Settlement analysis under axial load for single piles
Settlement prediction of single piles under axial loading is as important as the estimation of ultimate axial capacity which is the sum of ultimate total shaft resistance and end bearing resistance. Settlement control usually receives the most intention for geotechnical designers who usually have the difficulties in complying with the settlement requirements as specified in many design specifications or standards if there is no thorough understanding of the mechanism involved in the settlement analysis of single piles under axial loading.
It would be very useful to develop a powerful but simple tool that could predict the pile load settlement curve in addition to estimating axial pile capacity.
The widely-used methods for predicting settlement under axial load for single pile can be categorized into three different types: (1) load transfer method; (2) elastic theory based method and (3) finite element or finite difference method.
The load transfer method was developed by Coyle and Reese (1966). In this method, the pile is divided into a number of segments. The movement of the individual pile segment at mid-height is estimated from load transfer versus pile movement curves (empirical t-z curves for shaft resistance and q-w curves for end bearing resistance) and the elastic axial deformation in an iterative manner for an assumed tip movement. The calculation proceeds up the length of the pile to obtain the load and displacement at the pile head. The pile load settlement curve can thus be constructed through a series of such calculations with different assumed tip movement values.
Elastic theory based method is adopted by Butterfield and Banerjee (1971), Randolph and Wroth (1978) and Poulos and Davis (1980). In this method, the pile is divided into a number of uniformly loaded elements and the solution is obtained by imposing the compatibility constraints between the displacement of the soil and the pile. The displacements of the pile are obtained by considering the compressibility of the pile under axial loading and the soil displacements in most cases are obtained by using Mindlin’s equations for the displacement of a soil mass caused by a loading within the mass.

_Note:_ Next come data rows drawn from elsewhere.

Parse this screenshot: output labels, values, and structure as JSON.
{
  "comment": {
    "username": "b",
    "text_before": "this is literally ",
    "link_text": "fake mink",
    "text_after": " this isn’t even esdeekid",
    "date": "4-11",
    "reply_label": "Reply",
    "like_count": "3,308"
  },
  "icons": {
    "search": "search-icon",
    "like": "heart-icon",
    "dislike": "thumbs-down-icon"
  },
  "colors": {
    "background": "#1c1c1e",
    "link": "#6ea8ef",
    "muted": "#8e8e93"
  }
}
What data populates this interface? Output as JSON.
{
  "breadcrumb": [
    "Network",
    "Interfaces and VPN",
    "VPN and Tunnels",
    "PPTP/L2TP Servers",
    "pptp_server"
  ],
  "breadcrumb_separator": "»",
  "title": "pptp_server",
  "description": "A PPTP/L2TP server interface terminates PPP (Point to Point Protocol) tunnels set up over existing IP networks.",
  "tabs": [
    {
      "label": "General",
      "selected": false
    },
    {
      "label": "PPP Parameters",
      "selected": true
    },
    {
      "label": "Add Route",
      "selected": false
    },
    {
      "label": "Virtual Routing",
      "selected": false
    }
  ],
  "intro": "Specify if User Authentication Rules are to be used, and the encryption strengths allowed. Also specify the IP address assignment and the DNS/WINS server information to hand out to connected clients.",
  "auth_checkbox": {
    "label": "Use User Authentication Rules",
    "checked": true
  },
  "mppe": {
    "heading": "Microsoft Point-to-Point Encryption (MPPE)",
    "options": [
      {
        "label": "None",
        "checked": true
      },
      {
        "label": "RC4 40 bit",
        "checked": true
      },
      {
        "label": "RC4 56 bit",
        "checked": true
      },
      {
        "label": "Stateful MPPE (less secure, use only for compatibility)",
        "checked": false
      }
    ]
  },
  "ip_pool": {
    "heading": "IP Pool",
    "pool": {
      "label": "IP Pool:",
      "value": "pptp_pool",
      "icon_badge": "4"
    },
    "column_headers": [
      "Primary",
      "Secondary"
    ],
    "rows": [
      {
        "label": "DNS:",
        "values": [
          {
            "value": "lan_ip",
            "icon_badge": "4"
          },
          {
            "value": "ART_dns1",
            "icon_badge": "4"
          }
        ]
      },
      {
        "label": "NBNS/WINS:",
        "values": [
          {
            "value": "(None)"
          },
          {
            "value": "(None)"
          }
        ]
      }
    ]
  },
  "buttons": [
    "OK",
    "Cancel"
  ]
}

The limitation of the elasticity method lies in the basic assumptions that must be made – semi-infinite, elastic and isotropic solids. The actual ground conditions rarely satisfy the basic assumption of uniform and isotropic materials. In spite of the highly nonlinear stress-strain characteristics of soils, the only soil properties considered in the elasticity method are Young’s modulus E and the Poisson’s ratio, mu. The use of only two constants, E and mu, to represent soil characteristics is an oversimplification to allow the elasticity-based methods to work in conditions involving stratified soils with varying strengths and stiffness.
Finite element or finite difference method is considered as one of the most powerful approaches for the analysis of single piles and pile groups under axial loading. However, it is not commonly used in practice due to its high computational requirements.
3.0 Numerical Simulation of Load Transfer
Numerical simulation of the load transfer curves such as t-z curves for shaft resistance and q-w curves for end bearing resistance is a practical approach for the conditions where layered soil profiles and/or many potential load cases and trial designs need to be undertaken.
A free body diagram of a single pile under axial loading is shown in the figure on the right. The pile is evenly divided into a number of pile segments.
The basic form of the differential equation is presented as below for calculating the settlement of single piles under axial loading. The differential equation is usually solved using the difference-equation technique.
Where EpAp is axial stiffness of the pile, z is relative movement of the pile with reference to the soil at point z, C is circumference of the pile, u is the modulus from the load transfer curves for t-z and q-w relationships.
PileAXL program uses the load transfer method to estimate the settlement under axial load for single pile due to its simplicity and practicality. It can deal with any complex composition of soil layers with any nonlinear relationship of displacement versus shaft resistance or end bearing resistance. A recursive solution is adopted to solve the equation.
4.0 T-z curves for shaft resistance mobilization
A typical nonlinear T-Z load transfer curve used to simulate the mobilization of shaft resistance with displacement is shown in the figure below.
The following table tabulates all the nonlinear T-Z load transfer curves implemented in PileAXL program for pile settlement calculation. Those t-z load transfer curves are widely used to simulate the mobilization of shaft resistance with vertical displacement.
5.0 Q-w curves for end bearing resistance mobilization
Similar to t-z load transfer curves for modelling the mobilization of shaft resistance along the pile, q-w curves are commonly adopted to simulate the mobilization of end bearing resistance under the pile toe. A typical nonlinear q-w load transfer curve is shown in the figure below.
The following table tabulates all the nonlinear Q-W load transfer curves implemented in PileAXL program for pile settlement calculation. Those Q-W load transfer curves are widely used to simulate the mobilization of bearing resistance with pile toe displacement.